Task requirements ▸ Look through the material for lines with the word "from", and copy each one.

Given data ▸
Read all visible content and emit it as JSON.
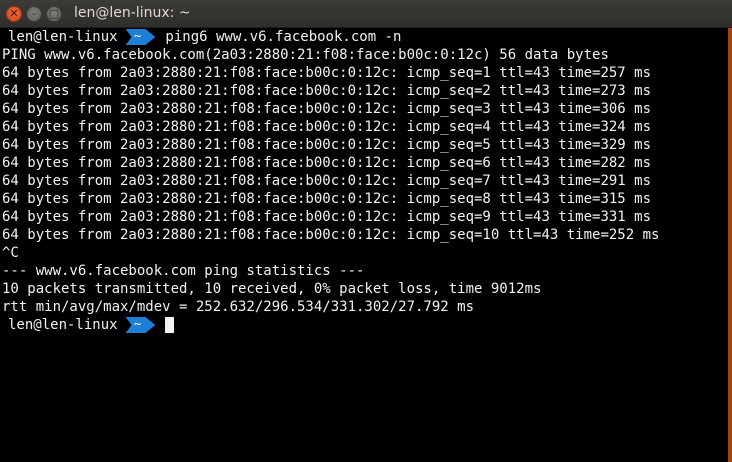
{
  "window": {
    "title": "len@len-linux: ~",
    "close_glyph": "✕",
    "minimize_glyph": "–",
    "maximize_glyph": "□"
  },
  "prompt": {
    "user": "len@len-linux",
    "dir": "~",
    "accent_color": "#1e7fd6"
  },
  "terminal": {
    "command": "ping6 www.v6.facebook.com -n",
    "lines": [
      "PING www.v6.facebook.com(2a03:2880:21:f08:face:b00c:0:12c) 56 data bytes",
      "64 bytes from 2a03:2880:21:f08:face:b00c:0:12c: icmp_seq=1 ttl=43 time=257 ms",
      "64 bytes from 2a03:2880:21:f08:face:b00c:0:12c: icmp_seq=2 ttl=43 time=273 ms",
      "64 bytes from 2a03:2880:21:f08:face:b00c:0:12c: icmp_seq=3 ttl=43 time=306 ms",
      "64 bytes from 2a03:2880:21:f08:face:b00c:0:12c: icmp_seq=4 ttl=43 time=324 ms",
      "64 bytes from 2a03:2880:21:f08:face:b00c:0:12c: icmp_seq=5 ttl=43 time=329 ms",
      "64 bytes from 2a03:2880:21:f08:face:b00c:0:12c: icmp_seq=6 ttl=43 time=282 ms",
      "64 bytes from 2a03:2880:21:f08:face:b00c:0:12c: icmp_seq=7 ttl=43 time=291 ms",
      "64 bytes from 2a03:2880:21:f08:face:b00c:0:12c: icmp_seq=8 ttl=43 time=315 ms",
      "64 bytes from 2a03:2880:21:f08:face:b00c:0:12c: icmp_seq=9 ttl=43 time=331 ms",
      "64 bytes from 2a03:2880:21:f08:face:b00c:0:12c: icmp_seq=10 ttl=43 time=252 ms",
      "^C",
      "--- www.v6.facebook.com ping statistics ---",
      "10 packets transmitted, 10 received, 0% packet loss, time 9012ms",
      "rtt min/avg/max/mdev = 252.632/296.534/331.302/27.792 ms"
    ]
  }
}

Problem solution ▸
      "64 bytes from 2a03:2880:21:f08:face:b00c:0:12c: icmp_seq=1 ttl=43 time=257 ms",
      "64 bytes from 2a03:2880:21:f08:face:b00c:0:12c: icmp_seq=2 ttl=43 time=273 ms",
      "64 bytes from 2a03:2880:21:f08:face:b00c:0:12c: icmp_seq=3 ttl=43 time=306 ms",
      "64 bytes from 2a03:2880:21:f08:face:b00c:0:12c: icmp_seq=4 ttl=43 time=324 ms",
      "64 bytes from 2a03:2880:21:f08:face:b00c:0:12c: icmp_seq=5 ttl=43 time=329 ms",
      "64 bytes from 2a03:2880:21:f08:face:b00c:0:12c: icmp_seq=6 ttl=43 time=282 ms",
      "64 bytes from 2a03:2880:21:f08:face:b00c:0:12c: icmp_seq=7 ttl=43 time=291 ms",
      "64 bytes from 2a03:2880:21:f08:face:b00c:0:12c: icmp_seq=8 ttl=43 time=315 ms",
      "64 bytes from 2a03:2880:21:f08:face:b00c:0:12c: icmp_seq=9 ttl=43 time=331 ms",
      "64 bytes from 2a03:2880:21:f08:face:b00c:0:12c: icmp_seq=10 ttl=43 time=252 ms",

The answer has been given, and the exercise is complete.